Reduced congestion would make businesses more efficient and profitable. Oh, and it would also be good for the environment by reducing pollution and fossil fuel use.
Sure, rail would be expensive. What isn't? The Christchurch City Council faces a yawning chasm of debt of more than half a billion dollars - the amount it underestimated the costs of rebuilding infrastructure and new anchor projects. (No matter that you could blame the previous council for underinsuring buildings; it is the present council that cops the headaches.)
Ask yourself: Which is a better use of public money: $10 million for a rail network, or hundreds of millions of dollars each for a covered sports stadium and a convention centre?

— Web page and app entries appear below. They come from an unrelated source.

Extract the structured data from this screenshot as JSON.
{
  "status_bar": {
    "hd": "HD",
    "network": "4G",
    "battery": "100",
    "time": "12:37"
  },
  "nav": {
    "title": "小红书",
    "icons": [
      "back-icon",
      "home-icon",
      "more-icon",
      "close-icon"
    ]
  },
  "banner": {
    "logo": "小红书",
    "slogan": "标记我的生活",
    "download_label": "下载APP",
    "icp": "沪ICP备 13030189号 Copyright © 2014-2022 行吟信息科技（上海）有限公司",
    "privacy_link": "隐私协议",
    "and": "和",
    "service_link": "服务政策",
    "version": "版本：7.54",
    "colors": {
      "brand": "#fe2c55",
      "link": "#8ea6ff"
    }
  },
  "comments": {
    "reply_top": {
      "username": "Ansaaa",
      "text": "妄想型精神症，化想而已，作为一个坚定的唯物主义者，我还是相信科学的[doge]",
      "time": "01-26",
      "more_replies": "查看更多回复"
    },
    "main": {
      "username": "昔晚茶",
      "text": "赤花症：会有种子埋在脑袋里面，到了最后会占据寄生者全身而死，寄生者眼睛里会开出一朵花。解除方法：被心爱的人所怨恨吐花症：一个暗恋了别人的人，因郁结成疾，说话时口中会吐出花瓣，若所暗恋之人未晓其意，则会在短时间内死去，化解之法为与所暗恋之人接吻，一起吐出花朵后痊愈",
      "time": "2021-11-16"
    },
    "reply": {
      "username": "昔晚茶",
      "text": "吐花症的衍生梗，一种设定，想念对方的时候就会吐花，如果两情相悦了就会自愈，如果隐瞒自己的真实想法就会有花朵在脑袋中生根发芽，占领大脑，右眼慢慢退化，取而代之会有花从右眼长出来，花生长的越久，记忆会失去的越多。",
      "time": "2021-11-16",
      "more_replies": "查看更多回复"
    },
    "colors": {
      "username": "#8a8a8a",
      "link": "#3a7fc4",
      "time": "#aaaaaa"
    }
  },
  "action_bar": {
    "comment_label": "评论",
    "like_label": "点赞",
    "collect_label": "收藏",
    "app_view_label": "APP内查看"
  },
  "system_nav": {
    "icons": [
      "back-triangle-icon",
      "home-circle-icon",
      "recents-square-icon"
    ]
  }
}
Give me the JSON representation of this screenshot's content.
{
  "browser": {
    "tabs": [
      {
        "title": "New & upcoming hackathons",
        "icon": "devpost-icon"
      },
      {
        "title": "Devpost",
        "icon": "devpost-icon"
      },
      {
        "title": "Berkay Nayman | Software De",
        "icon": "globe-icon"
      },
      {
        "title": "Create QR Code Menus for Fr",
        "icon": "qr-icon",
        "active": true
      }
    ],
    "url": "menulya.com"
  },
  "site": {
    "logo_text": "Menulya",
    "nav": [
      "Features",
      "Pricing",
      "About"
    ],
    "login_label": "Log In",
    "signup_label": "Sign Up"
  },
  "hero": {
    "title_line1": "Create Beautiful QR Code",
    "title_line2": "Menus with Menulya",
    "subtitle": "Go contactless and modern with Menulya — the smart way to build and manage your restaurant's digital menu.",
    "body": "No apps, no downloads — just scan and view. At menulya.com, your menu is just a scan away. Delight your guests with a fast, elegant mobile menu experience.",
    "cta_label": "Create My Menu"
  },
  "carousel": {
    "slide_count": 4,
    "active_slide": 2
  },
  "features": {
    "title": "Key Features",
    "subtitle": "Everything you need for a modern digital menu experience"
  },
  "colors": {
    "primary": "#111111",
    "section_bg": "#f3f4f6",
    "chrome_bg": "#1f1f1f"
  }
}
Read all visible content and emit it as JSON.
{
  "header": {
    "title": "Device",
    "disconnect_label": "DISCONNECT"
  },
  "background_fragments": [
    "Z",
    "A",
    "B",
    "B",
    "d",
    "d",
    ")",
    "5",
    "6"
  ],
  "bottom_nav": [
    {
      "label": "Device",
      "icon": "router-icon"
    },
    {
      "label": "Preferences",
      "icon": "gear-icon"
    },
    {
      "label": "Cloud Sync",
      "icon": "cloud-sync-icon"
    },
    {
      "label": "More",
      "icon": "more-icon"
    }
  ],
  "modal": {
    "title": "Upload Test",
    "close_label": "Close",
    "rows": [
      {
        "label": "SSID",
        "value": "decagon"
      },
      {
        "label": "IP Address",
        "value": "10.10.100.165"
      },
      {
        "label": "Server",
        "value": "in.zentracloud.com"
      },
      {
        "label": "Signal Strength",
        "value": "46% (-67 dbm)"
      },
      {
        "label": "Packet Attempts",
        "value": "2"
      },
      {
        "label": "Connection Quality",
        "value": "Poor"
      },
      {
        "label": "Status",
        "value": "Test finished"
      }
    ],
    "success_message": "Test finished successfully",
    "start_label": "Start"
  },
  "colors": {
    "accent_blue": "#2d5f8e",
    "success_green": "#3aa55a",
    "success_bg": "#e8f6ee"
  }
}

It would not be solely up to the city council to cough up the funds; other territorial authorities, central Government, and possibly even private enterprise could chip in.
A rail link need not connect just the Waimakariri region with Christchurch; it could service points south and west as well.
The railway lines are already there. Why not use them?
Rail is just part of the mix. We also need a better bus system, better roads, and off-road cycle lanes. The same arguments to apply - expenditure on better transport is an investment in the future.
The argument that railway stations are in the wrong place is partially true. Christchurch's main railway station was located slap-bang in the middle of town. Moving the station out on a limb to Addington was ludicrous.
Why not put the main station back and build new stations? Canterbury is flat so it can't be too hard.
Other cities around the world operate successful rail systems. I have discussed some of them previously. Critics complain that Canterbury is too small and we don't have the population.
Yet, we used to have a passenger rail service, decades ago, when the city had a far smaller population.
Other cities kept their rail systems. I am just back from visiting family in Wellington. We decided to take the train from the city centre. Several lines connect the main terminal with suburbs and towns dotted through the hills, the Hutt Valley, and the Kapiti coast. It couldn't have been easier. Trains are popular, even at off- peak times. Many commuters choose to park at their home station before catching the train into town.
The new units are smooth and fast (what a shame, though, that Kiwi Rail chose to import them rather than support local workshops).
Auckland, too, now has a suburban rail network. Why not here?
Canterbury used to be able to build railway tracks and plan a bold future: to think in generations, not election cycles. Why have we lost that ability?
For voters it would be helpful if politicians and wannabe politicians could explain their views on rail, and outline their vision for transport in Christchurch and Canterbury.